Archive for November, 2013
I recently attended a presentation by a University of Oregon professor discussing the challenges of revamping the curriculum to satisfy the Common Core. One thing I came away with was that consistently using Super Sentences & Perfect Paragraphs will most certainly help. For example, the good professor displayed a question from a fifth grade standardized test and asked, “What makes the following difficult?”
The Earth is a bit like a perfectly boiled egg—with a semi-liquid yolk or “core,” surrounded by a thick, soft layer called the mantle, and covered by a thin hard shell called the crust. The core in the very center is metal but the crust and mantle are made entirely from rock.
Fifth graders, she suggested, are not typically exposed to sentences with multiple clauses or with such a breadth of punctuation. When they do encounter such complexity—such as when reading independently—they’re typically left to decipher it themselves. Users of Super Sentences & Perfect Paragraphs, however, know that my writing program teaches these deciphering skills explicitly. By asking kids to construct and discuss sentences containing commas in a series, dialogue, dashes, or even ellipses, they’re more prepared to understand them when they encounter them in their reading.
Everyone publishing anything having to do with curriculum is claiming it meets Common Core. No doubt you’re discovering that many don’t actually do so. However, the Super Sentences program very clearly aligns to Conventions of Standard English in grades 3 through 6 (L.3.2, L.4.2, L.5.2, L.6.2). For example, L.4.2.c requires that students “Use a comma before a coordinating conjunction in a compound sentence,” which is taught in Super Sentences activity #5 and reinforced throughout all later sentence-writing tasks. Super Sentences, in fact, teaches all the Language standards (L), while Perfect Paragraphs covers all the Writing standards (W). Additionally, Super Sentences & Perfect Paragraphs indirectly supports meeting the standards for Craft and Structure in both Literature (RL.#.4, RL.#.6) and Informational Text (RI.#.4, RI.#.6).
Now you can watch a “how-to video” on using Super Sentences in the classroom. The fourteen minute tutorial consolidates four days of instruction. In each 20 minute session, each student wrote one sentence fitting a specific construction (in this case, using semi-colons), and the class analyzed and discussed five or six of these student-generated sentences each day. On the fourth day, students crafted the sentence on which they received a grade (using a simple rubric). The teacher’s role is to facilitate student discussion. Of course, complete details on how to implement the program appear in the book.
You can purchase Super Sentences & Perfect Paragraphs at Scholastic.com, at Amazon.com, or for immediate download in PDF, at Scholastic Teacher Express.
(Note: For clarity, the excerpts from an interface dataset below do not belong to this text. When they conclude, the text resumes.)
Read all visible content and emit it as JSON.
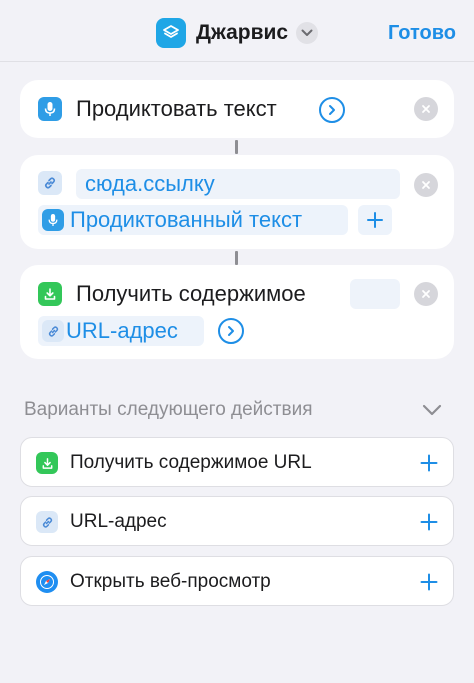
{
  "header": {
    "app_title": "Джарвис",
    "done_label": "Готово",
    "app_icon": "shortcuts-layers-icon",
    "accent_color": "#1e8ee6"
  },
  "actions": [
    {
      "icon": "microphone-icon",
      "label": "Продиктовать текст"
    },
    {
      "icon": "link-icon",
      "url_text": "сюда.ссылку",
      "variable_label": "Продиктованный текст",
      "variable_icon": "microphone-icon"
    },
    {
      "icon": "download-icon",
      "label": "Получить содержимое",
      "variable_label": "URL-адрес",
      "variable_icon": "link-icon"
    }
  ],
  "suggestions": {
    "title": "Варианты следующего действия",
    "items": [
      {
        "icon": "download-icon",
        "label": "Получить содержимое URL"
      },
      {
        "icon": "link-icon",
        "label": "URL-адрес"
      },
      {
        "icon": "compass-icon",
        "label": "Открыть веб-просмотр"
      }
    ]
  }
}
It’s a complete year-long daily writing program in a small package, and it’s a surefire way to help prepare your students in grades 3 through 8 for the complex new world of the Common Core.